The EU clearly understands that Belarus is not another Ukraine and that the recent events in Belarus do not presage another Maidan 2014 that resulted in a late-night flight to Russia of the president, a new government formed by the opposition parties, and the election of a new president who, among other things, signed an Association Agreement with the EU. It knows that in 1997 Belarus and Russia signed a treaty forming a Union and in 1999 signed a treaty forming a Union State that took effect in 2000. It knows that in 1992 Belarus joined Russia and several other post-Soviet states in a Collective Security Treaty and in 2002 formed the Collective Security Treaty Organization with Russia and four other post-Soviet states. And it knows that in 2014 Belarus joined with Russia and Kazakhstan in forming the Eurasian Economic Union. In short, it knows that the recent developments in Belarus do not constitute an imminent change in the “spheres of influence” in Europe.
Nevertheless, the developments in Belarus are of great concern to Putin, as he made clear in several telephone conversations with EU leaders in the run-up to yesterday’s meeting, not because Belarus might, as a result, move toward, and perhaps someday join, the EU and even NATO—it won’t—but simply because they demonstrate the vulnerability of even the most powerful authoritarian, one armed with the full arsenal of repressive force, once that leader is no longer regarded by the citizens as legitimate. Putin, who has a long but at times difficult relationship with him, probably doesn’t care much whether Lukashenko stays in office or goes; in fact, the Russia-Belarus relationship might be better if he left. But he does care about what will happen in Russia in 2024, when he will run for another six-year term, and in 2030, when he presumably will run for yet another six-year term. Putin’s anxieties about Belarus today, and future elections in Russia, will no doubt be the focus of much discussion as Alexei Navalny fights for his life today in a hospital in Omsk.

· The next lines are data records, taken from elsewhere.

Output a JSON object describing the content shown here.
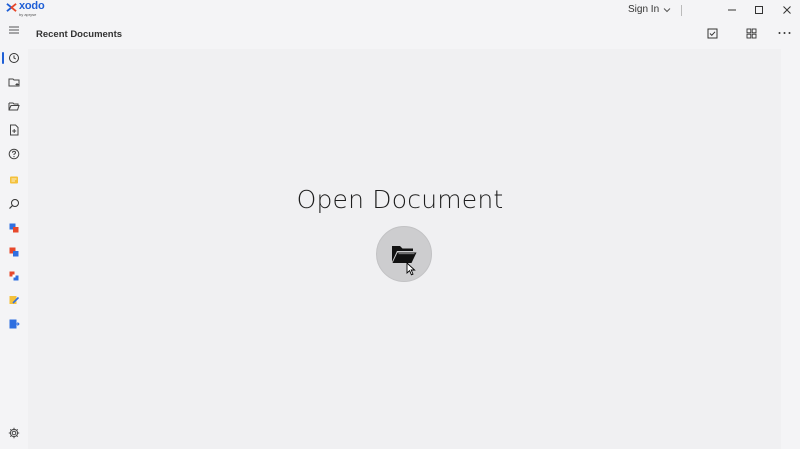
{
  "app": {
    "logo_text": "xodo",
    "logo_sub": "by apryse",
    "brand_color": "#1f5fd6"
  },
  "titlebar": {
    "signin_label": "Sign In",
    "controls": [
      "minimize-icon",
      "maximize-icon",
      "close-icon"
    ]
  },
  "sidebar": {
    "items": [
      {
        "name": "menu-icon"
      },
      {
        "name": "recent-icon",
        "active": true
      },
      {
        "name": "folder-add-icon"
      },
      {
        "name": "folder-open-icon"
      },
      {
        "name": "new-document-icon"
      },
      {
        "name": "help-icon"
      },
      {
        "name": "notes-icon"
      },
      {
        "name": "search-icon"
      },
      {
        "name": "convert-icon"
      },
      {
        "name": "word-convert-icon"
      },
      {
        "name": "merge-icon"
      },
      {
        "name": "edit-icon"
      },
      {
        "name": "export-icon"
      },
      {
        "name": "settings-icon"
      }
    ]
  },
  "header": {
    "title": "Recent Documents",
    "actions": [
      "select-icon",
      "grid-view-icon",
      "more-icon"
    ]
  },
  "main": {
    "open_title": "Open Document",
    "open_button_icon": "folder-open-icon"
  }
}
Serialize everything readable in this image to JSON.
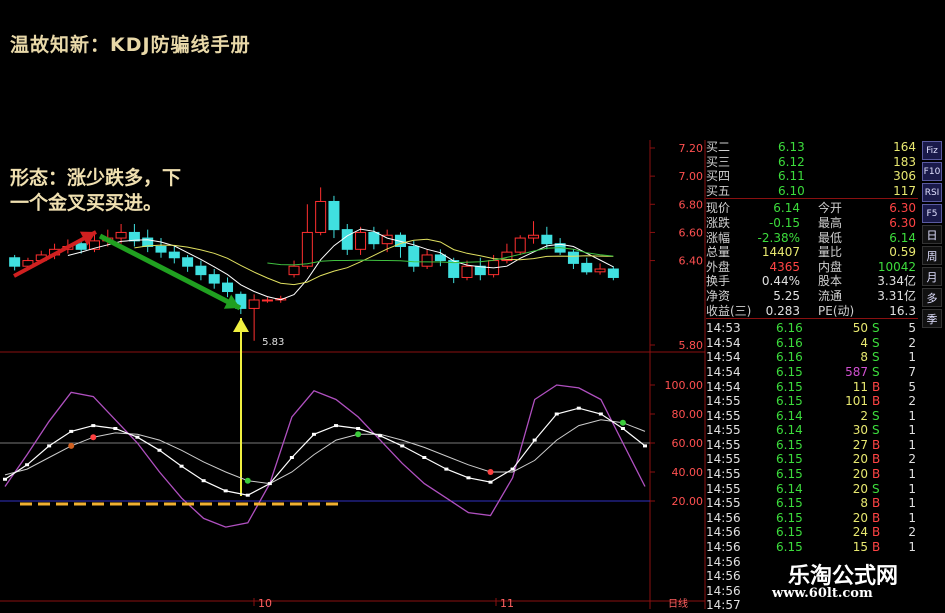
{
  "page": {
    "title": "温故知新：KDJ防骗线手册",
    "annotation": [
      "形态：涨少跌多，下",
      "一个金叉买买进。"
    ],
    "low_label": "5.83",
    "period_label": "日线",
    "date_marks": [
      "10",
      "11"
    ],
    "watermark": "乐淘公式网",
    "watermark_url": "www.60lt.com"
  },
  "price_axis": [
    "7.20",
    "7.00",
    "6.80",
    "6.60",
    "6.40",
    "5.80"
  ],
  "kdj_axis": [
    "100.00",
    "80.00",
    "60.00",
    "40.00",
    "20.00"
  ],
  "order_book": [
    {
      "label": "买二",
      "price": "6.13",
      "vol": "164"
    },
    {
      "label": "买三",
      "price": "6.12",
      "vol": "183"
    },
    {
      "label": "买四",
      "price": "6.11",
      "vol": "306"
    },
    {
      "label": "买五",
      "price": "6.10",
      "vol": "117"
    }
  ],
  "stats": [
    {
      "l1": "现价",
      "v1": "6.14",
      "c1": "green",
      "l2": "今开",
      "v2": "6.30",
      "c2": "red"
    },
    {
      "l1": "涨跌",
      "v1": "-0.15",
      "c1": "green",
      "l2": "最高",
      "v2": "6.30",
      "c2": "red"
    },
    {
      "l1": "涨幅",
      "v1": "-2.38%",
      "c1": "green",
      "l2": "最低",
      "v2": "6.14",
      "c2": "green"
    },
    {
      "l1": "总量",
      "v1": "14407",
      "c1": "yel",
      "l2": "量比",
      "v2": "0.59",
      "c2": "yel"
    },
    {
      "l1": "外盘",
      "v1": "4365",
      "c1": "red",
      "l2": "内盘",
      "v2": "10042",
      "c2": "green"
    },
    {
      "l1": "换手",
      "v1": "0.44%",
      "c1": "wht",
      "l2": "股本",
      "v2": "3.34亿",
      "c2": "wht"
    },
    {
      "l1": "净资",
      "v1": "5.25",
      "c1": "wht",
      "l2": "流通",
      "v2": "3.31亿",
      "c2": "wht"
    },
    {
      "l1": "收益(三)",
      "v1": "0.283",
      "c1": "wht",
      "l2": "PE(动)",
      "v2": "16.3",
      "c2": "wht"
    }
  ],
  "ticks": [
    {
      "time": "14:53",
      "price": "6.16",
      "vol": "50",
      "dir": "S",
      "n": "5"
    },
    {
      "time": "14:54",
      "price": "6.16",
      "vol": "4",
      "dir": "S",
      "n": "2"
    },
    {
      "time": "14:54",
      "price": "6.16",
      "vol": "8",
      "dir": "S",
      "n": "1"
    },
    {
      "time": "14:54",
      "price": "6.15",
      "vol": "587",
      "dir": "S",
      "n": "7"
    },
    {
      "time": "14:54",
      "price": "6.15",
      "vol": "11",
      "dir": "B",
      "n": "5"
    },
    {
      "time": "14:55",
      "price": "6.15",
      "vol": "101",
      "dir": "B",
      "n": "2"
    },
    {
      "time": "14:55",
      "price": "6.14",
      "vol": "2",
      "dir": "S",
      "n": "1"
    },
    {
      "time": "14:55",
      "price": "6.14",
      "vol": "30",
      "dir": "S",
      "n": "1"
    },
    {
      "time": "14:55",
      "price": "6.15",
      "vol": "27",
      "dir": "B",
      "n": "1"
    },
    {
      "time": "14:55",
      "price": "6.15",
      "vol": "20",
      "dir": "B",
      "n": "2"
    },
    {
      "time": "14:55",
      "price": "6.15",
      "vol": "20",
      "dir": "B",
      "n": "1"
    },
    {
      "time": "14:55",
      "price": "6.14",
      "vol": "20",
      "dir": "S",
      "n": "1"
    },
    {
      "time": "14:55",
      "price": "6.15",
      "vol": "8",
      "dir": "B",
      "n": "1"
    },
    {
      "time": "14:56",
      "price": "6.15",
      "vol": "20",
      "dir": "B",
      "n": "1"
    },
    {
      "time": "14:56",
      "price": "6.15",
      "vol": "24",
      "dir": "B",
      "n": "2"
    },
    {
      "time": "14:56",
      "price": "6.15",
      "vol": "15",
      "dir": "B",
      "n": "1"
    },
    {
      "time": "14:56",
      "price": "",
      "vol": "",
      "dir": "",
      "n": ""
    },
    {
      "time": "14:56",
      "price": "",
      "vol": "",
      "dir": "",
      "n": ""
    },
    {
      "time": "14:56",
      "price": "",
      "vol": "",
      "dir": "",
      "n": ""
    },
    {
      "time": "14:57",
      "price": "",
      "vol": "",
      "dir": "",
      "n": ""
    }
  ],
  "sidebar": [
    "Fiz",
    "F10",
    "RSI",
    "F5",
    "日",
    "周",
    "月",
    "多",
    "季"
  ],
  "colors": {
    "up": "#ff3030",
    "down": "#40e0e0",
    "k": "#ffffff",
    "j": "#b050c0",
    "accent": "#e8e870"
  },
  "chart_data": {
    "type": "candlestick",
    "candles": [
      {
        "o": 6.42,
        "c": 6.36,
        "h": 6.44,
        "l": 6.33
      },
      {
        "o": 6.36,
        "c": 6.4,
        "h": 6.42,
        "l": 6.34
      },
      {
        "o": 6.4,
        "c": 6.44,
        "h": 6.47,
        "l": 6.38
      },
      {
        "o": 6.44,
        "c": 6.48,
        "h": 6.52,
        "l": 6.41
      },
      {
        "o": 6.48,
        "c": 6.5,
        "h": 6.55,
        "l": 6.45
      },
      {
        "o": 6.52,
        "c": 6.48,
        "h": 6.56,
        "l": 6.45
      },
      {
        "o": 6.48,
        "c": 6.54,
        "h": 6.6,
        "l": 6.46
      },
      {
        "o": 6.54,
        "c": 6.56,
        "h": 6.62,
        "l": 6.5
      },
      {
        "o": 6.56,
        "c": 6.6,
        "h": 6.66,
        "l": 6.52
      },
      {
        "o": 6.6,
        "c": 6.54,
        "h": 6.66,
        "l": 6.5
      },
      {
        "o": 6.56,
        "c": 6.5,
        "h": 6.62,
        "l": 6.46
      },
      {
        "o": 6.5,
        "c": 6.46,
        "h": 6.56,
        "l": 6.42
      },
      {
        "o": 6.46,
        "c": 6.42,
        "h": 6.5,
        "l": 6.38
      },
      {
        "o": 6.42,
        "c": 6.36,
        "h": 6.44,
        "l": 6.32
      },
      {
        "o": 6.36,
        "c": 6.3,
        "h": 6.4,
        "l": 6.26
      },
      {
        "o": 6.3,
        "c": 6.24,
        "h": 6.34,
        "l": 6.2
      },
      {
        "o": 6.24,
        "c": 6.18,
        "h": 6.28,
        "l": 6.14
      },
      {
        "o": 6.16,
        "c": 6.06,
        "h": 6.18,
        "l": 6.02
      },
      {
        "o": 6.06,
        "c": 6.12,
        "h": 6.16,
        "l": 5.83
      },
      {
        "o": 6.12,
        "c": 6.12,
        "h": 6.14,
        "l": 6.1
      },
      {
        "o": 6.12,
        "c": 6.13,
        "h": 6.15,
        "l": 6.1
      },
      {
        "o": 6.3,
        "c": 6.36,
        "h": 6.4,
        "l": 6.28
      },
      {
        "o": 6.36,
        "c": 6.6,
        "h": 6.8,
        "l": 6.34
      },
      {
        "o": 6.6,
        "c": 6.82,
        "h": 6.92,
        "l": 6.58
      },
      {
        "o": 6.82,
        "c": 6.62,
        "h": 6.86,
        "l": 6.56
      },
      {
        "o": 6.62,
        "c": 6.48,
        "h": 6.66,
        "l": 6.44
      },
      {
        "o": 6.48,
        "c": 6.6,
        "h": 6.64,
        "l": 6.44
      },
      {
        "o": 6.6,
        "c": 6.52,
        "h": 6.64,
        "l": 6.48
      },
      {
        "o": 6.52,
        "c": 6.58,
        "h": 6.62,
        "l": 6.46
      },
      {
        "o": 6.58,
        "c": 6.5,
        "h": 6.6,
        "l": 6.42
      },
      {
        "o": 6.5,
        "c": 6.36,
        "h": 6.54,
        "l": 6.32
      },
      {
        "o": 6.36,
        "c": 6.44,
        "h": 6.48,
        "l": 6.34
      },
      {
        "o": 6.44,
        "c": 6.4,
        "h": 6.48,
        "l": 6.36
      },
      {
        "o": 6.4,
        "c": 6.28,
        "h": 6.42,
        "l": 6.24
      },
      {
        "o": 6.28,
        "c": 6.36,
        "h": 6.4,
        "l": 6.26
      },
      {
        "o": 6.36,
        "c": 6.3,
        "h": 6.42,
        "l": 6.26
      },
      {
        "o": 6.3,
        "c": 6.4,
        "h": 6.44,
        "l": 6.28
      },
      {
        "o": 6.4,
        "c": 6.46,
        "h": 6.52,
        "l": 6.38
      },
      {
        "o": 6.46,
        "c": 6.56,
        "h": 6.58,
        "l": 6.44
      },
      {
        "o": 6.56,
        "c": 6.58,
        "h": 6.68,
        "l": 6.52
      },
      {
        "o": 6.58,
        "c": 6.52,
        "h": 6.64,
        "l": 6.48
      },
      {
        "o": 6.52,
        "c": 6.46,
        "h": 6.56,
        "l": 6.44
      },
      {
        "o": 6.46,
        "c": 6.38,
        "h": 6.48,
        "l": 6.34
      },
      {
        "o": 6.38,
        "c": 6.32,
        "h": 6.42,
        "l": 6.3
      },
      {
        "o": 6.32,
        "c": 6.34,
        "h": 6.38,
        "l": 6.3
      },
      {
        "o": 6.34,
        "c": 6.28,
        "h": 6.36,
        "l": 6.26
      }
    ],
    "kdj": {
      "k": [
        35,
        45,
        58,
        68,
        72,
        70,
        64,
        55,
        44,
        34,
        27,
        24,
        32,
        50,
        66,
        72,
        70,
        65,
        58,
        50,
        42,
        36,
        33,
        42,
        62,
        80,
        84,
        80,
        70,
        58
      ],
      "d": [
        38,
        42,
        50,
        58,
        64,
        67,
        66,
        62,
        55,
        47,
        40,
        34,
        32,
        40,
        52,
        62,
        66,
        66,
        62,
        57,
        51,
        45,
        40,
        40,
        48,
        62,
        72,
        76,
        74,
        68
      ],
      "j": [
        30,
        52,
        75,
        95,
        92,
        76,
        60,
        40,
        22,
        8,
        2,
        5,
        32,
        78,
        96,
        90,
        78,
        62,
        46,
        32,
        22,
        12,
        10,
        36,
        90,
        100,
        98,
        90,
        60,
        30
      ]
    },
    "ylim_price": [
      5.8,
      7.2
    ],
    "ylim_kdj": [
      0,
      100
    ]
  }
}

David R. Cameron is a professor of political science and the director of the MacMillan Center’s Program in European Union Studies.